McCarthy, himself, pointed to historical trends to explain Republicans’ losses last week. “One of the things that happens when a party wins the White House, on average they lose 32 (House) seats,” he said on NBC Thursday morning. “So we knew history was against us.”
Another culprit? Former New York City Mayor Michael Bloomberg. He “spent more than $100 million” on the election, McCarthy noted Wednesday in Washington. “Michael Bloomberg was very effective at defeating a lot of Republican women … You look at what he did in California.”
According to federal campaign finance records, Bloomberg’s Super PAC spent a total of $10.3 million on California House races. $9.6 million of that went to just two districts held by male Republicans, Knight and Rohrabacher.

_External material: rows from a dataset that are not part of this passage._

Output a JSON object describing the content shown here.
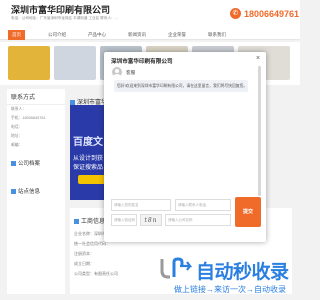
{
  "company": {
    "title": "深圳市富华印刷有限公司",
    "address_line": "电话：公司地址：广东省深圳市龙岗区 平湖街道 工业区 联系人：...",
    "phone": "18006649761"
  },
  "nav": [
    "首页",
    "公司介绍",
    "产品中心",
    "新闻资讯",
    "企业荣誉",
    "联系我们"
  ],
  "left_panel": {
    "contact_heading": "联系方式",
    "contact_lines": [
      "联系人：",
      "手机：18006649761",
      "电话：",
      "地址：",
      "邮编："
    ],
    "company_label": "公司档案",
    "site_label": "站点信息"
  },
  "middle": {
    "title": "深圳市富华印刷有",
    "ad_line1": "百度文",
    "ad_line2": "从设计到获",
    "ad_line3": "保证搜索品"
  },
  "tab_section": {
    "title": "工商信息",
    "rows": [
      "企业名称：深圳市富华印刷有限公司",
      "统一社会信用代码：",
      "注册资本：",
      "成立日期：",
      "公司类型：有限责任公司"
    ]
  },
  "dialog": {
    "title": "深圳市富华印刷有限公司",
    "close": "×",
    "agent_name": "客服",
    "greeting": "您好!欢迎来到深圳市富华印刷有限公司，请在这里留言，我们将尽快回复您。",
    "message_placeholder": "请输入您要咨询的内容...",
    "name_placeholder": "请输入您的姓名",
    "phone_placeholder": "请输入联系人电话",
    "company_placeholder": "请输入公司名称",
    "captcha_placeholder": "请输入验证码",
    "captcha_value": "t8n",
    "submit": "提交"
  },
  "watermark": {
    "brand": "自动秒收录",
    "tagline": "做上链接→来访一次→自动收录"
  },
  "colors": {
    "accent": "#f06a2a",
    "ad_blue": "#2a3aa8",
    "watermark_blue": "#2a7fe0"
  }
}
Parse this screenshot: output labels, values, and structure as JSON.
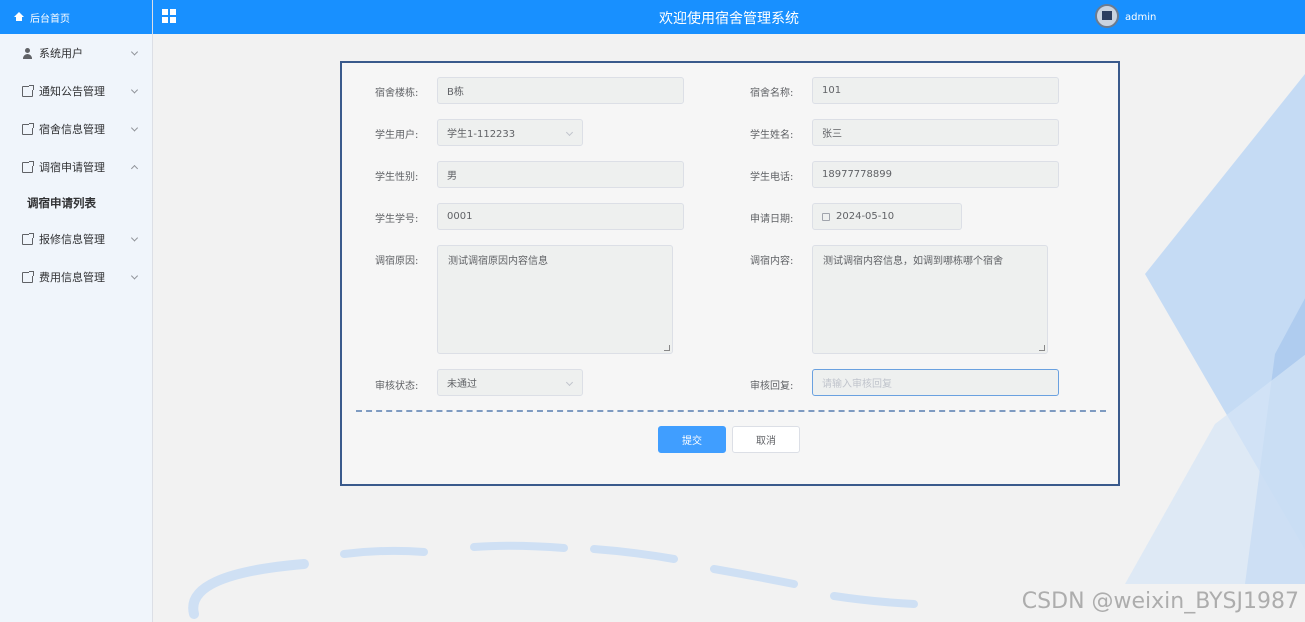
{
  "header": {
    "title": "欢迎使用宿舍管理系统",
    "username": "admin"
  },
  "sidebar": {
    "home": "后台首页",
    "items": [
      {
        "label": "系统用户",
        "icon": "user-icon",
        "expanded": false
      },
      {
        "label": "通知公告管理",
        "icon": "document-icon",
        "expanded": false
      },
      {
        "label": "宿舍信息管理",
        "icon": "document-icon",
        "expanded": false
      },
      {
        "label": "调宿申请管理",
        "icon": "document-icon",
        "expanded": true
      },
      {
        "label": "报修信息管理",
        "icon": "document-icon",
        "expanded": false
      },
      {
        "label": "费用信息管理",
        "icon": "document-icon",
        "expanded": false
      }
    ],
    "submenu": {
      "label": "调宿申请列表"
    }
  },
  "form": {
    "building": {
      "label": "宿舍楼栋:",
      "value": "B栋"
    },
    "dorm_name": {
      "label": "宿舍名称:",
      "value": "101"
    },
    "student_user": {
      "label": "学生用户:",
      "value": "学生1-112233"
    },
    "student_name": {
      "label": "学生姓名:",
      "value": "张三"
    },
    "student_gender": {
      "label": "学生性别:",
      "value": "男"
    },
    "student_phone": {
      "label": "学生电话:",
      "value": "18977778899"
    },
    "student_id": {
      "label": "学生学号:",
      "value": "0001"
    },
    "apply_date": {
      "label": "申请日期:",
      "value": "2024-05-10"
    },
    "reason": {
      "label": "调宿原因:",
      "value": "测试调宿原因内容信息"
    },
    "content": {
      "label": "调宿内容:",
      "value": "测试调宿内容信息，如调到哪栋哪个宿舍"
    },
    "review_status": {
      "label": "审核状态:",
      "value": "未通过"
    },
    "review_reply": {
      "label": "审核回复:",
      "placeholder": "请输入审核回复"
    },
    "submit_label": "提交",
    "cancel_label": "取消"
  },
  "watermark": "CSDN @weixin_BYSJ1987",
  "colors": {
    "accent": "#1890ff",
    "primary_button": "#409eff",
    "card_border": "#3a5a8c"
  }
}
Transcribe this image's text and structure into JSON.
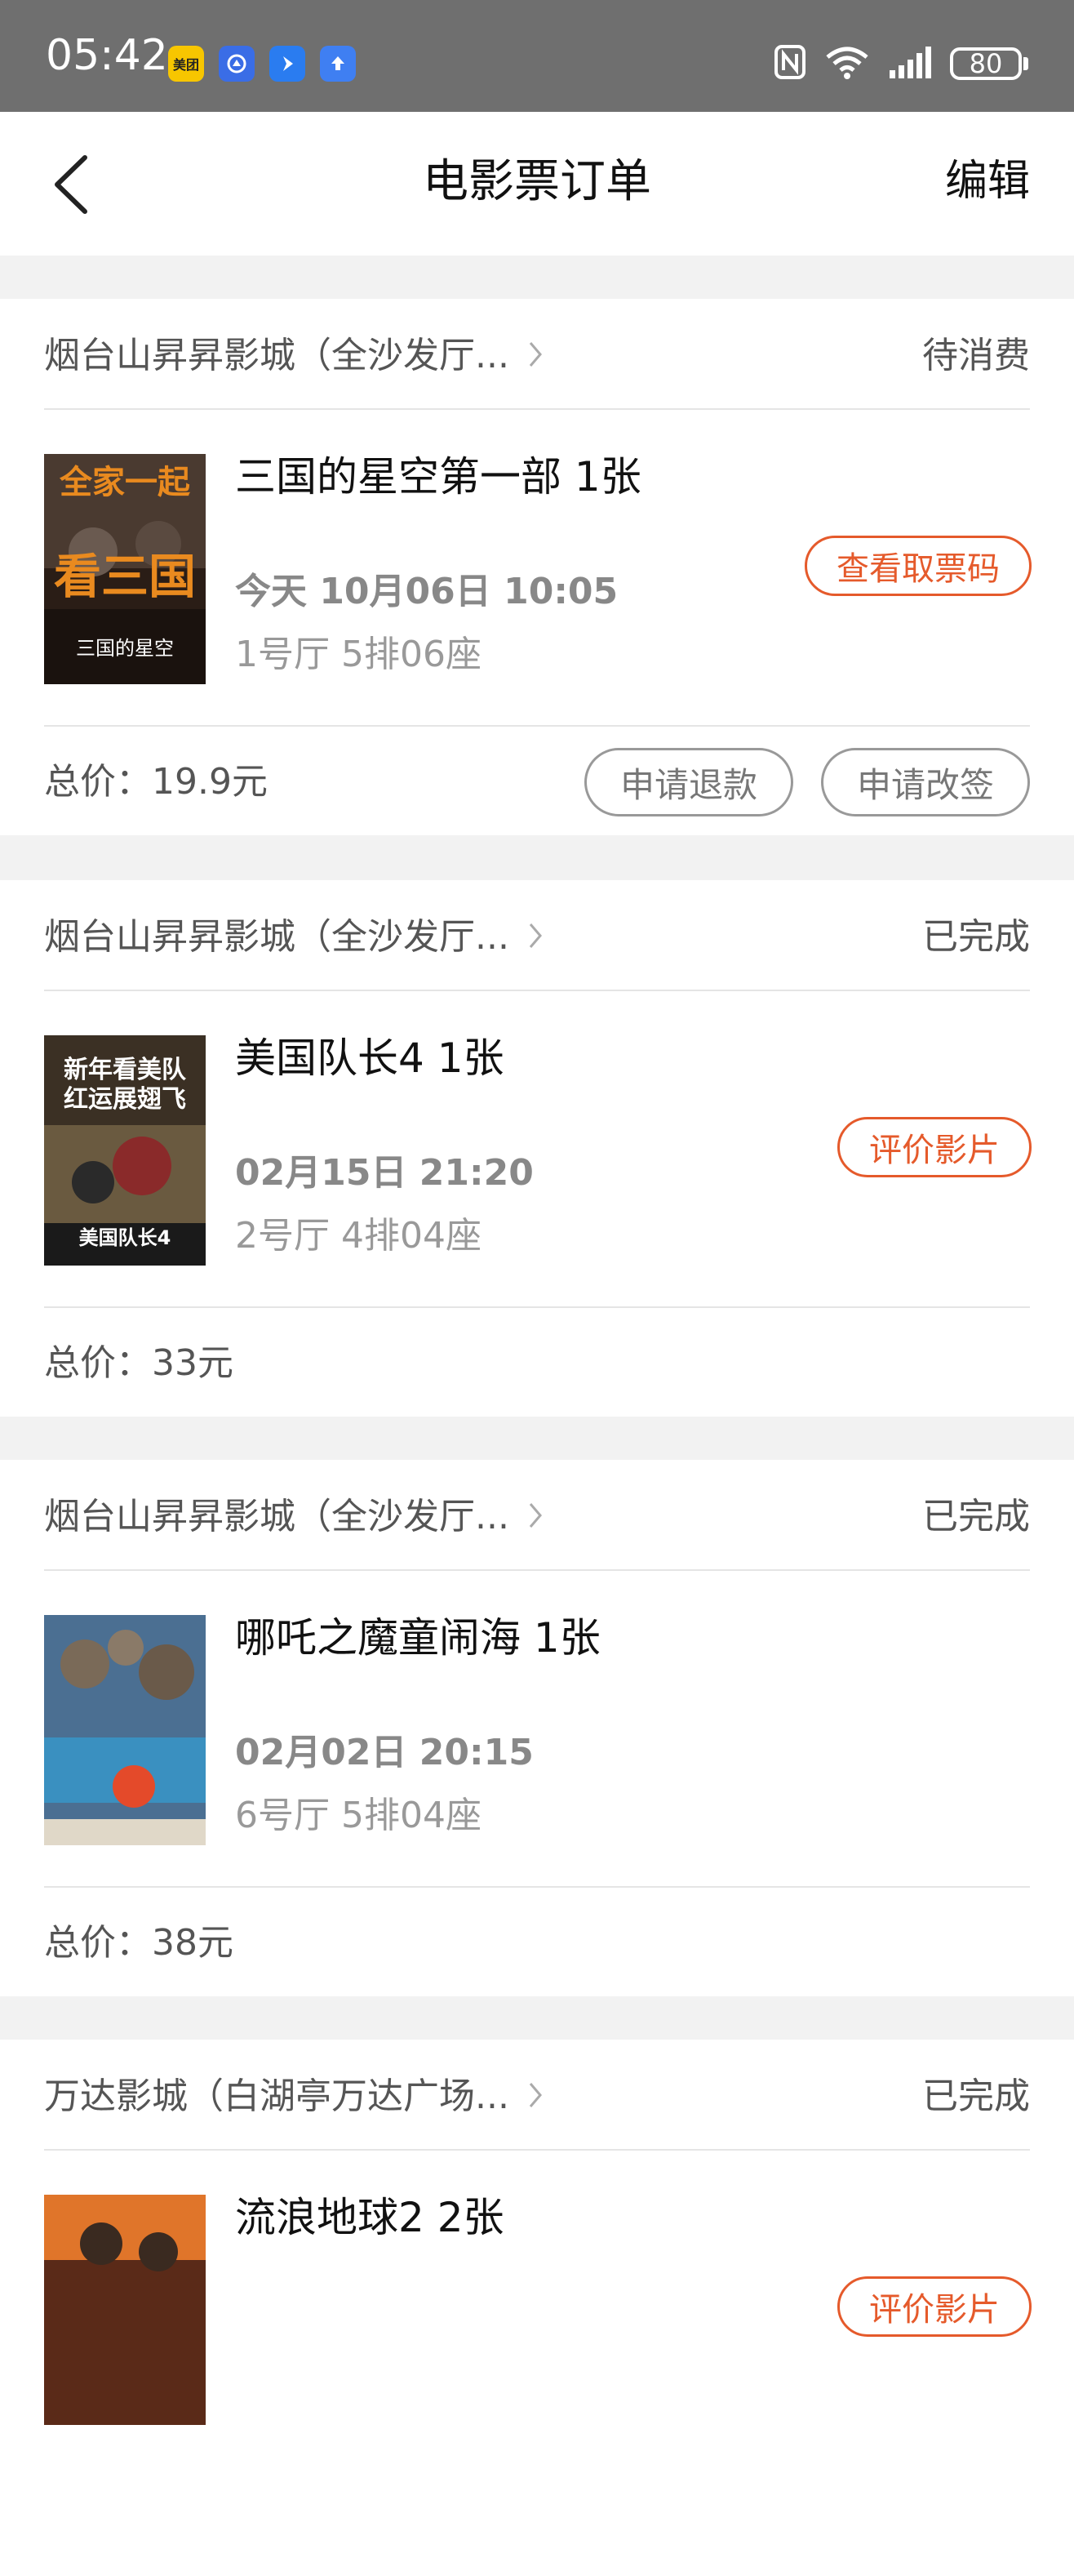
{
  "status_bar": {
    "time": "05:42",
    "apps": [
      {
        "name": "meituan-icon",
        "label": "美团",
        "bg": "#f7c600",
        "fg": "#222"
      },
      {
        "name": "app-blue-icon-1",
        "label": "",
        "bg": "#3a6de6",
        "fg": "#fff"
      },
      {
        "name": "app-blue-icon-2",
        "label": "",
        "bg": "#2a7cf0",
        "fg": "#fff"
      },
      {
        "name": "app-blue-icon-3",
        "label": "",
        "bg": "#3f7ff2",
        "fg": "#fff"
      }
    ],
    "battery": "80"
  },
  "navbar": {
    "title": "电影票订单",
    "edit": "编辑"
  },
  "orders": [
    {
      "cinema": "烟台山昇昇影城（全沙发厅...",
      "status": "待消费",
      "movie": "三国的星空第一部 1张",
      "showtime": "今天 10月06日 10:05",
      "seat": "1号厅 5排06座",
      "action": "查看取票码",
      "total_label": "总价：",
      "total": "19.9元",
      "buttons": [
        "申请退款",
        "申请改签"
      ],
      "poster": {
        "text1": "全家一起",
        "text2": "看三国",
        "text3": "三国的星空",
        "bg": "#2a1d16",
        "accent": "#e98a1f"
      }
    },
    {
      "cinema": "烟台山昇昇影城（全沙发厅...",
      "status": "已完成",
      "movie": "美国队长4 1张",
      "showtime": "02月15日 21:20",
      "seat": "2号厅 4排04座",
      "action": "评价影片",
      "total_label": "总价：",
      "total": "33元",
      "poster": {
        "text1": "新年看美队",
        "text2": "红运展翅飞",
        "text3": "美国队长4",
        "bg": "#3b3024",
        "accent": "#ffffff"
      }
    },
    {
      "cinema": "烟台山昇昇影城（全沙发厅...",
      "status": "已完成",
      "movie": "哪吒之魔童闹海 1张",
      "showtime": "02月02日 20:15",
      "seat": "6号厅 5排04座",
      "total_label": "总价：",
      "total": "38元",
      "poster": {
        "text1": "",
        "text2": "",
        "text3": "",
        "bg": "#4b6f92",
        "accent": "#e44a2a"
      }
    },
    {
      "cinema": "万达影城（白湖亭万达广场...",
      "status": "已完成",
      "movie": "流浪地球2 2张",
      "action": "评价影片",
      "poster": {
        "text1": "",
        "text2": "",
        "text3": "",
        "bg": "#5a2a18",
        "accent": "#e0752a"
      }
    }
  ],
  "colors": {
    "accent": "#e55a2b",
    "statusbar": "#6f6f6f"
  }
}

A Super PAC supporting House Republicans, the Congressional Leadership Fund, spent roughly the same amount on those two races — $5.8 million to support Knight and $4 million to boost Rohrabacher, federal records show.
McCarthy remained confident Wednesday that House Republicans will be able to win back suburban areas in the next election. “We’re going to have to work harder, I think our message is going to have be clearer,” he said.
In California, analysts say what Republicans will have be particularly clear about are their differences with the White House. Republicans in so-called “blue states” have to run “more aggressively away from the national brand,” said Schnur. “We didn’t see much of that this year in California.”
Olsen said that until recently, she thought Republicans in the state could try to walk a middle line — not embracing Trump but also not “throwing him under the bus.” She no longer believes that’s enough. “I think that Trump has created such toxicity within the Republican brand that it has to be called out, specifically called out, and a different way has to be modeled,” she said.